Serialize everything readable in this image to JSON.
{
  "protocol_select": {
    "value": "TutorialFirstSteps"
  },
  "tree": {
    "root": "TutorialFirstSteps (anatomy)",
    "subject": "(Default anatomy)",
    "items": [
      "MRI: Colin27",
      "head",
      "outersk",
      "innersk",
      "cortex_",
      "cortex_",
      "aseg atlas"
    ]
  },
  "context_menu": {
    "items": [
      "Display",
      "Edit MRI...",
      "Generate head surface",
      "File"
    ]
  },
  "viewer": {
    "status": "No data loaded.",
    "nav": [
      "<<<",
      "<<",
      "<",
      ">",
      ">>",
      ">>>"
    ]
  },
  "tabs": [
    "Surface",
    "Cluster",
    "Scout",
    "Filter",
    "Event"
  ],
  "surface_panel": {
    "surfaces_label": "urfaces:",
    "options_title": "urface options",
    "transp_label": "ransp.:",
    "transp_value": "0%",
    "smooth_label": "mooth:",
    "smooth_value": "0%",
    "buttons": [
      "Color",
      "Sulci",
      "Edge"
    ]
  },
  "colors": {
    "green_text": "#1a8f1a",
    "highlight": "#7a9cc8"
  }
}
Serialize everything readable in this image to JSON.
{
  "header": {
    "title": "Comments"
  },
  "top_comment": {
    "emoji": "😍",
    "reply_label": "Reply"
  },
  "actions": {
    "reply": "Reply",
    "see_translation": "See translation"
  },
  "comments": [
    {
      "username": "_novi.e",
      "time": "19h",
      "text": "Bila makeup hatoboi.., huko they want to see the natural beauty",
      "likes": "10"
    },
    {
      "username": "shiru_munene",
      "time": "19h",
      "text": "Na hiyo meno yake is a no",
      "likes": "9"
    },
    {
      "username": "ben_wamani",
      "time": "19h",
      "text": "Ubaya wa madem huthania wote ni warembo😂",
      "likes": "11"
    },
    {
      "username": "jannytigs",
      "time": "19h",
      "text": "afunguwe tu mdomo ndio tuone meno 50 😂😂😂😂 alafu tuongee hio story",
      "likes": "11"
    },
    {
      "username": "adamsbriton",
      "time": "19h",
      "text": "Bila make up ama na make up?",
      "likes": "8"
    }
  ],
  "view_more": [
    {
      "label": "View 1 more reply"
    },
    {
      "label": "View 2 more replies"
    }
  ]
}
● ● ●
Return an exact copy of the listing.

Serialize everything readable in this image to JSON.
{
  "protocol_select": {
    "value": "TutorialFirstSteps"
  },
  "tree": {
    "root": "TutorialFirstSteps (anatomy)",
    "subject": "(Default anatomy)",
    "items": [
      "MRI: Colin27",
      "head",
      "outersk",
      "innersk",
      "cortex_",
      "cortex_",
      "aseg atlas"
    ]
  },
  "context_menu": {
    "items": [
      "Display",
      "Edit MRI...",
      "Generate head surface",
      "File"
    ]
  },
  "viewer": {
    "status": "No data loaded.",
    "nav": [
      "<<<",
      "<<",
      "<",
      ">",
      ">>",
      ">>>"
    ]
  },
  "tabs": [
    "Surface",
    "Cluster",
    "Scout",
    "Filter",
    "Event"
  ],
  "surface_panel": {
    "surfaces_label": "urfaces:",
    "options_title": "urface options",
    "transp_label": "ransp.:",
    "transp_value": "0%",
    "smooth_label": "mooth:",
    "smooth_value": "0%",
    "buttons": [
      "Color",
      "Sulci",
      "Edge"
    ]
  },
  "colors": {
    "green_text": "#1a8f1a",
    "highlight": "#7a9cc8"
  }
}
Serialize everything readable in this image to JSON.
{
  "header": {
    "title": "Comments"
  },
  "top_comment": {
    "emoji": "😍",
    "reply_label": "Reply"
  },
  "actions": {
    "reply": "Reply",
    "see_translation": "See translation"
  },
  "comments": [
    {
      "username": "_novi.e",
      "time": "19h",
      "text": "Bila makeup hatoboi.., huko they want to see the natural beauty",
      "likes": "10"
    },
    {
      "username": "shiru_munene",
      "time": "19h",
      "text": "Na hiyo meno yake is a no",
      "likes": "9"
    },
    {
      "username": "ben_wamani",
      "time": "19h",
      "text": "Ubaya wa madem huthania wote ni warembo😂",
      "likes": "11"
    },
    {
      "username": "jannytigs",
      "time": "19h",
      "text": "afunguwe tu mdomo ndio tuone meno 50 😂😂😂😂 alafu tuongee hio story",
      "likes": "11"
    },
    {
      "username": "adamsbriton",
      "time": "19h",
      "text": "Bila make up ama na make up?",
      "likes": "8"
    }
  ],
  "view_more": [
    {
      "label": "View 1 more reply"
    },
    {
      "label": "View 2 more replies"
    }
  ]
}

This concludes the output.